-- Task item --
Give the number of lines in the records below that contain the word "name". State only that number.

[Website and app data records]
# # # # #
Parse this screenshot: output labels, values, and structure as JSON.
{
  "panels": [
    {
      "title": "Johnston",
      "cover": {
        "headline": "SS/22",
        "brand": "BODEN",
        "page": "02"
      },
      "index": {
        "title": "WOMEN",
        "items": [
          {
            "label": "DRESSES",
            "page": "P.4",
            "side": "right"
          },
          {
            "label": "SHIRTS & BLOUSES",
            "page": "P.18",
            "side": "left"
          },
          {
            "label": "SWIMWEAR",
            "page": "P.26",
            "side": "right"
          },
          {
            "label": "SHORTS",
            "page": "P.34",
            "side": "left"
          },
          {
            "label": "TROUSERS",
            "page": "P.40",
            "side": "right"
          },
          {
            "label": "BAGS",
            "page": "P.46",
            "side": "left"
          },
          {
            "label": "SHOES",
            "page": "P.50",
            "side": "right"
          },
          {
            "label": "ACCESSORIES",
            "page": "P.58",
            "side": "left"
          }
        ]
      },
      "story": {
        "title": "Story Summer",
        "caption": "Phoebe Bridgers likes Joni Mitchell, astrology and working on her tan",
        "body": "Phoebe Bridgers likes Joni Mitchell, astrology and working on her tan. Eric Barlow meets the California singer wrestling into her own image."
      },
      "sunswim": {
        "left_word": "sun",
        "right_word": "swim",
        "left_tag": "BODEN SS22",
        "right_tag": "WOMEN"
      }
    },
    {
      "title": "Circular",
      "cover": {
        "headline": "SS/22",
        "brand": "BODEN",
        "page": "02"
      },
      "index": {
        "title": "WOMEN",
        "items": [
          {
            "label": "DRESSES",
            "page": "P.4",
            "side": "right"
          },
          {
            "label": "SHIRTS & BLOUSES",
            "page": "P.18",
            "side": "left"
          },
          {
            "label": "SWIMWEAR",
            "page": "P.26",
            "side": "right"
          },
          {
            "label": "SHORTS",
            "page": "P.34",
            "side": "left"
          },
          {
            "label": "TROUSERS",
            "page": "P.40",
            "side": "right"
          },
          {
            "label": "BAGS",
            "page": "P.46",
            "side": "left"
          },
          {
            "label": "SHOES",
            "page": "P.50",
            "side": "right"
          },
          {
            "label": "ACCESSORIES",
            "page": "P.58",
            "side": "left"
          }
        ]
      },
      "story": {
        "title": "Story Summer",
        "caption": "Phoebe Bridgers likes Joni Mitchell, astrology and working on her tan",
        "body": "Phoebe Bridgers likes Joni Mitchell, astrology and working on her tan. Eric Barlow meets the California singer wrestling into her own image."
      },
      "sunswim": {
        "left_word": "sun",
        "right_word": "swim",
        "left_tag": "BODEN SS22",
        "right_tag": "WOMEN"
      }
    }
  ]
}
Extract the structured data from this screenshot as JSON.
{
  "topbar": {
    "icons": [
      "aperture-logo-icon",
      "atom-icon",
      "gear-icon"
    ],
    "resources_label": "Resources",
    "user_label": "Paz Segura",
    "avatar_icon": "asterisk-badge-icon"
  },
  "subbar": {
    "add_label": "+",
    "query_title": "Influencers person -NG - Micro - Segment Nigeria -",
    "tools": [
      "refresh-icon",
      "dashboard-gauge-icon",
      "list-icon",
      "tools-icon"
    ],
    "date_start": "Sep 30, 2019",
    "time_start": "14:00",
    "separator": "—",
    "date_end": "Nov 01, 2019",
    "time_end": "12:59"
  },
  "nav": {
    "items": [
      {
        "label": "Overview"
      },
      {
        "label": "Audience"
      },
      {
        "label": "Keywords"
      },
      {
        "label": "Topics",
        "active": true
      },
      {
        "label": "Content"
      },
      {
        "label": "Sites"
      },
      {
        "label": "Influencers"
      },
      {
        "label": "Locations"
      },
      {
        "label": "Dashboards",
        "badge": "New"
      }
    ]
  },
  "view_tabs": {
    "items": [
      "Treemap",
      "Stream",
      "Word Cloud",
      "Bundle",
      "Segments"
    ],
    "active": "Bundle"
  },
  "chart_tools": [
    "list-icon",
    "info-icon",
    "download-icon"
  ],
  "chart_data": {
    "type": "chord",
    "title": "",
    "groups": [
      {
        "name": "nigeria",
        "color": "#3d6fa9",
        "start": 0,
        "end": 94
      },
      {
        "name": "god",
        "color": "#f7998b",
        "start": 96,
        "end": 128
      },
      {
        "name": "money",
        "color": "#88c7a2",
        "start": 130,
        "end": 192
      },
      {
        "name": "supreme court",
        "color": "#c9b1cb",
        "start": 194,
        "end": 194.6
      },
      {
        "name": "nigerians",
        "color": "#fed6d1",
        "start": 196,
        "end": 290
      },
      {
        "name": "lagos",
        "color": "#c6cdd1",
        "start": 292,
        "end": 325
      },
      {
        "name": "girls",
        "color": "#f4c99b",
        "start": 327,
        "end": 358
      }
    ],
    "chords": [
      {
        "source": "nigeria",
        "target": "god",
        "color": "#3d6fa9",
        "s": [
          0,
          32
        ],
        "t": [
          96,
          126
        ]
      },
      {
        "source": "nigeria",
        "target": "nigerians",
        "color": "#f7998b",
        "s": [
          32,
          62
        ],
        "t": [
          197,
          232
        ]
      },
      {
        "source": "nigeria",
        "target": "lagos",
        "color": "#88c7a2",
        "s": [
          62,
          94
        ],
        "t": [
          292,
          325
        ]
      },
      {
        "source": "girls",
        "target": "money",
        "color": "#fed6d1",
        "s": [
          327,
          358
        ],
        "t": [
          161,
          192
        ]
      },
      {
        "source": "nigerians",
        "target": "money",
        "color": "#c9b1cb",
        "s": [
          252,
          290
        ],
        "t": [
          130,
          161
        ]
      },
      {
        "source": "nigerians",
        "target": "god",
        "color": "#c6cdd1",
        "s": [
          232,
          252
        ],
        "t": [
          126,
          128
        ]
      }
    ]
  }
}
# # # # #
-- Solution to the exercise --
7